= Exercise goal =
Look through the records below and state how many lines carry the string "label", adding nothing.

Excerpts from an interface dataset
# # # #
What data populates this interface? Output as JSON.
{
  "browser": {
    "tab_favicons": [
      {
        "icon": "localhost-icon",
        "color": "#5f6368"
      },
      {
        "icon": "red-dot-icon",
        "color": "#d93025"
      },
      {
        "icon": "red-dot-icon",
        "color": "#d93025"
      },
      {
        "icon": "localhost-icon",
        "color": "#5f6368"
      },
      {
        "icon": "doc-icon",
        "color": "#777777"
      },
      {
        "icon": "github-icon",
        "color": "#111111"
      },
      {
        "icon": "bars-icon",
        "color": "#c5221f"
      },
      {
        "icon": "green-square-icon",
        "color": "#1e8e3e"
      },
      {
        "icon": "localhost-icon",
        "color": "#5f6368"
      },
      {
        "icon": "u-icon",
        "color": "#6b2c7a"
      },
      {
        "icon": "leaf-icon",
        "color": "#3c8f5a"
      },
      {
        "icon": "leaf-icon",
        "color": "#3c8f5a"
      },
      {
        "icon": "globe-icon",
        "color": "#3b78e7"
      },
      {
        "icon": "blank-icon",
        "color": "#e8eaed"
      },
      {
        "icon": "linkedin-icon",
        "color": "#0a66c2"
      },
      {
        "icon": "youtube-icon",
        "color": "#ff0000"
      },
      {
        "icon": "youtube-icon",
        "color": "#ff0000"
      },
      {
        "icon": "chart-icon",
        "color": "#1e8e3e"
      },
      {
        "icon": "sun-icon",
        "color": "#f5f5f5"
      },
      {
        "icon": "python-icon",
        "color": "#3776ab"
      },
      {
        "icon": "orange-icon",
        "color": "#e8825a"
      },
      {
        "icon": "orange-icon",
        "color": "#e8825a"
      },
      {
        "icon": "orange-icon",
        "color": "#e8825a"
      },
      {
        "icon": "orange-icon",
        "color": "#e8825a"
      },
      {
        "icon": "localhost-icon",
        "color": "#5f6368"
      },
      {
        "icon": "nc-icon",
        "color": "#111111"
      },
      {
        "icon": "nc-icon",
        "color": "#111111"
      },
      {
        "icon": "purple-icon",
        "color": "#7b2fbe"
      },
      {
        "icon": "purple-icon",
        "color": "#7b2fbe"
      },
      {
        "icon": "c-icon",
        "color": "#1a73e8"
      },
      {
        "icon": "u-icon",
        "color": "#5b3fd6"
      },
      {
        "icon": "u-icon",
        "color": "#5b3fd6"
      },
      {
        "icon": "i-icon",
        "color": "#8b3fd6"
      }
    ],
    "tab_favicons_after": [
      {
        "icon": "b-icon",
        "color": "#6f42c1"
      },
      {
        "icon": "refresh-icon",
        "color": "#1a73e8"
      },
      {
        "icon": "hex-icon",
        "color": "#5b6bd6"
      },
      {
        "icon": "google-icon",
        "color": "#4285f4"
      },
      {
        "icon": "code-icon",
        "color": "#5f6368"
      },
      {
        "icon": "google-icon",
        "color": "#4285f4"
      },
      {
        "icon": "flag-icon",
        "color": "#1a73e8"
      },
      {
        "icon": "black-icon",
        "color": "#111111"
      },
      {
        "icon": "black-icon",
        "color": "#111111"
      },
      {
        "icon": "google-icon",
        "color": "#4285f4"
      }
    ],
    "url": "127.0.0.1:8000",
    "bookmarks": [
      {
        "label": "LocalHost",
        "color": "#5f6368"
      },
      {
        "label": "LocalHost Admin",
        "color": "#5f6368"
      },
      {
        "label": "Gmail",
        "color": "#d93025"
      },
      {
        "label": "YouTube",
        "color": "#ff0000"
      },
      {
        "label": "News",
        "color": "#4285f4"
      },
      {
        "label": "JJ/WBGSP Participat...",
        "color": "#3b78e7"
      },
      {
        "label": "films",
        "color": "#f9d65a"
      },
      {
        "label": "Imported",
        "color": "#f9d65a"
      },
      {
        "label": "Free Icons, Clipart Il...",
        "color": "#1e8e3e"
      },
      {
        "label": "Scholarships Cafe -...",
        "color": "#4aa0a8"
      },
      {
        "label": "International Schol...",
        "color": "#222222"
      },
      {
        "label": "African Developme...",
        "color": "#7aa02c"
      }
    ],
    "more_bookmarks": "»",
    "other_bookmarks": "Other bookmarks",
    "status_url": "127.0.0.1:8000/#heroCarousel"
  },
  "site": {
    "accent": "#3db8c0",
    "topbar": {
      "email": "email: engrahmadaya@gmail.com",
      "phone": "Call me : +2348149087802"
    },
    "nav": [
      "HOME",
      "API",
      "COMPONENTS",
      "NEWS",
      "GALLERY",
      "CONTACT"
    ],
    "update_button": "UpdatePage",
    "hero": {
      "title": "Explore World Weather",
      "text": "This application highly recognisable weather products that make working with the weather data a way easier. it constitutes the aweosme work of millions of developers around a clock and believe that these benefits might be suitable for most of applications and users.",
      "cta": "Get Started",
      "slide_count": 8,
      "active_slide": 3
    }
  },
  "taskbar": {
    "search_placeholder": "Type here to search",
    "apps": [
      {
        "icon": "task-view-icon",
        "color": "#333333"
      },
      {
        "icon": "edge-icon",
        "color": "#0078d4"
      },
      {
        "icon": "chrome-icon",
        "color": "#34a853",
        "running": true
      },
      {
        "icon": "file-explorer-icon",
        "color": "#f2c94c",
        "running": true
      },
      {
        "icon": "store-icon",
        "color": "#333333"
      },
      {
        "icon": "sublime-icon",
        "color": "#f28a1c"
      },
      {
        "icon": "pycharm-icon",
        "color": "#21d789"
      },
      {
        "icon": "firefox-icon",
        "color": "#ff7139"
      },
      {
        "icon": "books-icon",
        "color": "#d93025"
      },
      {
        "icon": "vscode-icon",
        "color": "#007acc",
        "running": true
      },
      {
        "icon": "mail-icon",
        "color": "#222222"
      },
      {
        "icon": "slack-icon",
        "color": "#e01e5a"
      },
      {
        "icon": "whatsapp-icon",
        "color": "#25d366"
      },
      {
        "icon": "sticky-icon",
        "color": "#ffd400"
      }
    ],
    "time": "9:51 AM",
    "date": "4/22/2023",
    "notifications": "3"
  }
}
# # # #
= Reply to the task =
12